Record excerpts below:

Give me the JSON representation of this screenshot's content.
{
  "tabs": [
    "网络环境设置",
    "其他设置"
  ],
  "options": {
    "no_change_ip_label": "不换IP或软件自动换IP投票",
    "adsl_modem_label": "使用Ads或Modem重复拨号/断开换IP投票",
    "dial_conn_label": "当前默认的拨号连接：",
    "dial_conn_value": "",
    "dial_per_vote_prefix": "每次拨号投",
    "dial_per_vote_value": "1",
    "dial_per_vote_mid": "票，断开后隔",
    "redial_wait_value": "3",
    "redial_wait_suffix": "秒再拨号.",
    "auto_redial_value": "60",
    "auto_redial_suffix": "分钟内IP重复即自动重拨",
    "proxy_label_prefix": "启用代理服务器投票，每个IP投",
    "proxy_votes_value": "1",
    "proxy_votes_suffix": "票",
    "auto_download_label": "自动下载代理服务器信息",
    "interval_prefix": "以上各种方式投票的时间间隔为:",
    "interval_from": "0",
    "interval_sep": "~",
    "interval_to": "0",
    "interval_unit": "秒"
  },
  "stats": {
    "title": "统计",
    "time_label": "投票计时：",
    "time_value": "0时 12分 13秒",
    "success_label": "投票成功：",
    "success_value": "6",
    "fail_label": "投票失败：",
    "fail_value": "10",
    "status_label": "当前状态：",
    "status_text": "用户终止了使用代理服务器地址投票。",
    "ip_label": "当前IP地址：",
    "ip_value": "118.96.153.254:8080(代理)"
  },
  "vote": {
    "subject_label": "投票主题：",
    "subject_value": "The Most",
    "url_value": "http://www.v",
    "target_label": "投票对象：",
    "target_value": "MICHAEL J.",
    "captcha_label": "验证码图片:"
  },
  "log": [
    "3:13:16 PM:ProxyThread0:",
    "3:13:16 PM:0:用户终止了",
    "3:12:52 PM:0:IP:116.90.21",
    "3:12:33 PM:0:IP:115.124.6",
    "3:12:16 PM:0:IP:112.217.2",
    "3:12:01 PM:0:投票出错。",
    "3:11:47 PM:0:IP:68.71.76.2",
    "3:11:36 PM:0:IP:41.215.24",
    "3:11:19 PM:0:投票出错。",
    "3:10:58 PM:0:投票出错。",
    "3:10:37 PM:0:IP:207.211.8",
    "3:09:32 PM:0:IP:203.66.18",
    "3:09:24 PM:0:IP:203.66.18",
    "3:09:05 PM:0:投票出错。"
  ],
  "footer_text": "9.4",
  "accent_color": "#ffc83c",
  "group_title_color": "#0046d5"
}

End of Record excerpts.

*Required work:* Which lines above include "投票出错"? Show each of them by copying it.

*Response for this exercise:*
    "3:12:01 PM:0:投票出错。",
    "3:11:19 PM:0:投票出错。",
    "3:10:58 PM:0:投票出错。",
    "3:09:05 PM:0:投票出错。"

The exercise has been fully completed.